It is no mystery that in today’s consumerist society, the act of repairing is becoming a forgotten activity: if something breaks, we replace it.
My grandfather used to say, “We used to build things to make them last as long as possible in my day; today, everything is made for a maximum of two or three years of use.”
And he is right: I can’t remember of something that lasted longer than three years, be it cellphones, appliances, cars, computers, clothing or tools.
So I asked myself: is it the same for traditional craftsmanship and skills?
How do they fit in a society where people do not repair things any longer?
My reflection started when I was walking near the banks of the canal in Terracina, my beloved hometown. The said canal is no longer in use as a transportation link; but is mostly used as a ‘parking’ for small boats and shapes the connection between the areas of the town with modern facilities, and the harbour area.
In the historic harbour area of ‘la Marina’ (the maritime), the city is split in two: one side has a vibrant nightlife with restaurants, bars and clubs, while the other side has remains of old structures related to the harbor life — storage spaces, canal banks, fishermen’s shops, and a vast area where the repairing material for boats is stored, like the memory of an abandoned past.
For some, the canal banks work as a point of aggregation, where to observe the daily unrolling of the city life, while being connected to its past.
One one can found groups of retired fishermen Enjoying the view while taking advantage of the warm Italian October; selling fish, gossiping or (what attracted me there) repairing nets.
Nets are an important component of a fisherman’s activity: There could be as many as 80 different types, according to the shape, use and type of fish, and they can go up to hundreds of meters. Before mass industrialization, fishing nets were normally made up by the fishermen or their wives.
Fishing nets require constant care and maintenance; so, when I observed Arturo repairing a net in a storage space nearby the harbor, I couldn’t pass up the chance to interview him.
Arturo is a retired fishermen who just can’t put aside the need to work. Fishing has been the way of life for him for over 40 years, he has passed the baton to his son.
“I was lucky that my son wanted to continue the family tradition,” he says. “Not many youths want this profession these days. Everyone is moving to bigger cities so this sector is slowly dying.”
The pride shines through his eyes when he talks to me about his son. He says he is trying to teach him how to repair the nets, alegit with poor results. “He doesn’t like to work in his free time: he prefers to go out with his friends,” he rues.
Fishing nets require high standards of care and maintenance, and not many are willing to learn.

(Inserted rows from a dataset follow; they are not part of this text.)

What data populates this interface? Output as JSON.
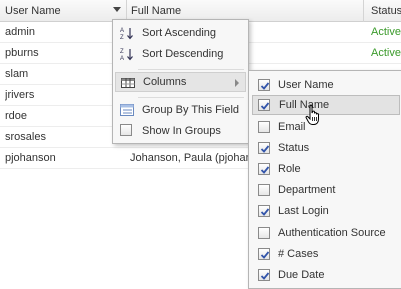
{
  "columns": {
    "user": "User Name",
    "full": "Full Name",
    "status": "Status"
  },
  "rows": [
    {
      "user": "admin",
      "full": "",
      "status": "Active"
    },
    {
      "user": "pburns",
      "full": "",
      "status": "Active"
    },
    {
      "user": "slam",
      "full": "",
      "status": ""
    },
    {
      "user": "jrivers",
      "full": "",
      "status": ""
    },
    {
      "user": "rdoe",
      "full": "",
      "status": ""
    },
    {
      "user": "srosales",
      "full": "",
      "status": ""
    },
    {
      "user": "pjohanson",
      "full": "Johanson, Paula (pjohanson)",
      "status": ""
    }
  ],
  "menu": {
    "sort_asc": "Sort Ascending",
    "sort_desc": "Sort Descending",
    "columns": "Columns",
    "group_by": "Group By This Field",
    "show_groups": "Show In Groups"
  },
  "column_options": [
    {
      "label": "User Name",
      "checked": true
    },
    {
      "label": "Full Name",
      "checked": true
    },
    {
      "label": "Email",
      "checked": false
    },
    {
      "label": "Status",
      "checked": true
    },
    {
      "label": "Role",
      "checked": true
    },
    {
      "label": "Department",
      "checked": false
    },
    {
      "label": "Last Login",
      "checked": true
    },
    {
      "label": "Authentication Source",
      "checked": false
    },
    {
      "label": "# Cases",
      "checked": true
    },
    {
      "label": "Due Date",
      "checked": true
    }
  ],
  "colors": {
    "status_active": "#3a9a2a",
    "checkmark": "#3355aa"
  }
}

But when an undeterred Arturo sits by his storage room, repairing the nets of his boats, a lot of people to observe this priceless craftsmanship.
Arturo doesn’t produce any art, tool, or gastronomic masterpiece. But he is one of the custodians of a timeless activity that has contributed to enrich the city as we see it today.